* [AVAILABLE DATA]:

-- Opening Marker --

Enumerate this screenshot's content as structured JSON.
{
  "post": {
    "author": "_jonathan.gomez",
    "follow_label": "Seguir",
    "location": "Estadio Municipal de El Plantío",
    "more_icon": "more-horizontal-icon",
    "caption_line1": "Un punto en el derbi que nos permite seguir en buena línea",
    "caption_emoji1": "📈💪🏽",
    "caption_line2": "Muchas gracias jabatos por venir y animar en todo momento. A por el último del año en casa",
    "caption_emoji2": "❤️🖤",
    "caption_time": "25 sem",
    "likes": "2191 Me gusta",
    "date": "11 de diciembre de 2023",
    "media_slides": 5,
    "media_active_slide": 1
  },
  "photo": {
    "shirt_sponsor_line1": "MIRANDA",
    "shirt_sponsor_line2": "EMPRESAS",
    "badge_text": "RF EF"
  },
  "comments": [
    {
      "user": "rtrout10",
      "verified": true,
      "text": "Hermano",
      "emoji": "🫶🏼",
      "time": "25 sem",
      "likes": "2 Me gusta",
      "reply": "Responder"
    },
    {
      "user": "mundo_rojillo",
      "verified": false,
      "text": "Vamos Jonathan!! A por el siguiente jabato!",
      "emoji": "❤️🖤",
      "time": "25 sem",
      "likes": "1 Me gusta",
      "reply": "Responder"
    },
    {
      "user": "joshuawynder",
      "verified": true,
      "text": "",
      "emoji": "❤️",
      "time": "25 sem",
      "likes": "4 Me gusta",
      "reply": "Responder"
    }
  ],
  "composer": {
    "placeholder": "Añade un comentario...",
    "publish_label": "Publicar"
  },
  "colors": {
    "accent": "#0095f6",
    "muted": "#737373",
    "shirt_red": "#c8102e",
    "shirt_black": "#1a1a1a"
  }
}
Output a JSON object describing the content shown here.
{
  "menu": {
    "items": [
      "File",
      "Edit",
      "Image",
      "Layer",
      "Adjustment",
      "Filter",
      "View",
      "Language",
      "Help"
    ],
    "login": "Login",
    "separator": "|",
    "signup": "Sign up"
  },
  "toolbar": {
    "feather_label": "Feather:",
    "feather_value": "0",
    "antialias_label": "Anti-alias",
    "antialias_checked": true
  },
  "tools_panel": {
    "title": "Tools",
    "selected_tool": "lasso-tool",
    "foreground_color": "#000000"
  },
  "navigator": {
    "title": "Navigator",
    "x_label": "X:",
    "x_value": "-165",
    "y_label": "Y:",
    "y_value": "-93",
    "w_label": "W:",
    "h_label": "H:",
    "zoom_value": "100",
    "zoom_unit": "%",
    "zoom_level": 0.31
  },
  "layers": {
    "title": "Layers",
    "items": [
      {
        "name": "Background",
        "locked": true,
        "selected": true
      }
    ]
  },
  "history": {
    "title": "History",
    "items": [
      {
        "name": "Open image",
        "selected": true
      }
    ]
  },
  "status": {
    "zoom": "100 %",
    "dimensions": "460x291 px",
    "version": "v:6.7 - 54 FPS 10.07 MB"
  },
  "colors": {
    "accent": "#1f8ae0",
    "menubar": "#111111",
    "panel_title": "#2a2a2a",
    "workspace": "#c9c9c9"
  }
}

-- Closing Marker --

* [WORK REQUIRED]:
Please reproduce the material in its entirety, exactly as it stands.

* [SOLUTION TO THE EXERCISE]:
Enumerate this screenshot's content as structured JSON.
{
  "post": {
    "author": "_jonathan.gomez",
    "follow_label": "Seguir",
    "location": "Estadio Municipal de El Plantío",
    "more_icon": "more-horizontal-icon",
    "caption_line1": "Un punto en el derbi que nos permite seguir en buena línea",
    "caption_emoji1": "📈💪🏽",
    "caption_line2": "Muchas gracias jabatos por venir y animar en todo momento. A por el último del año en casa",
    "caption_emoji2": "❤️🖤",
    "caption_time": "25 sem",
    "likes": "2191 Me gusta",
    "date": "11 de diciembre de 2023",
    "media_slides": 5,
    "media_active_slide": 1
  },
  "photo": {
    "shirt_sponsor_line1": "MIRANDA",
    "shirt_sponsor_line2": "EMPRESAS",
    "badge_text": "RF EF"
  },
  "comments": [
    {
      "user": "rtrout10",
      "verified": true,
      "text": "Hermano",
      "emoji": "🫶🏼",
      "time": "25 sem",
      "likes": "2 Me gusta",
      "reply": "Responder"
    },
    {
      "user": "mundo_rojillo",
      "verified": false,
      "text": "Vamos Jonathan!! A por el siguiente jabato!",
      "emoji": "❤️🖤",
      "time": "25 sem",
      "likes": "1 Me gusta",
      "reply": "Responder"
    },
    {
      "user": "joshuawynder",
      "verified": true,
      "text": "",
      "emoji": "❤️",
      "time": "25 sem",
      "likes": "4 Me gusta",
      "reply": "Responder"
    }
  ],
  "composer": {
    "placeholder": "Añade un comentario...",
    "publish_label": "Publicar"
  },
  "colors": {
    "accent": "#0095f6",
    "muted": "#737373",
    "shirt_red": "#c8102e",
    "shirt_black": "#1a1a1a"
  }
}
Output a JSON object describing the content shown here.
{
  "menu": {
    "items": [
      "File",
      "Edit",
      "Image",
      "Layer",
      "Adjustment",
      "Filter",
      "View",
      "Language",
      "Help"
    ],
    "login": "Login",
    "separator": "|",
    "signup": "Sign up"
  },
  "toolbar": {
    "feather_label": "Feather:",
    "feather_value": "0",
    "antialias_label": "Anti-alias",
    "antialias_checked": true
  },
  "tools_panel": {
    "title": "Tools",
    "selected_tool": "lasso-tool",
    "foreground_color": "#000000"
  },
  "navigator": {
    "title": "Navigator",
    "x_label": "X:",
    "x_value": "-165",
    "y_label": "Y:",
    "y_value": "-93",
    "w_label": "W:",
    "h_label": "H:",
    "zoom_value": "100",
    "zoom_unit": "%",
    "zoom_level": 0.31
  },
  "layers": {
    "title": "Layers",
    "items": [
      {
        "name": "Background",
        "locked": true,
        "selected": true
      }
    ]
  },
  "history": {
    "title": "History",
    "items": [
      {
        "name": "Open image",
        "selected": true
      }
    ]
  },
  "status": {
    "zoom": "100 %",
    "dimensions": "460x291 px",
    "version": "v:6.7 - 54 FPS 10.07 MB"
  },
  "colors": {
    "accent": "#1f8ae0",
    "menubar": "#111111",
    "panel_title": "#2a2a2a",
    "workspace": "#c9c9c9"
  }
}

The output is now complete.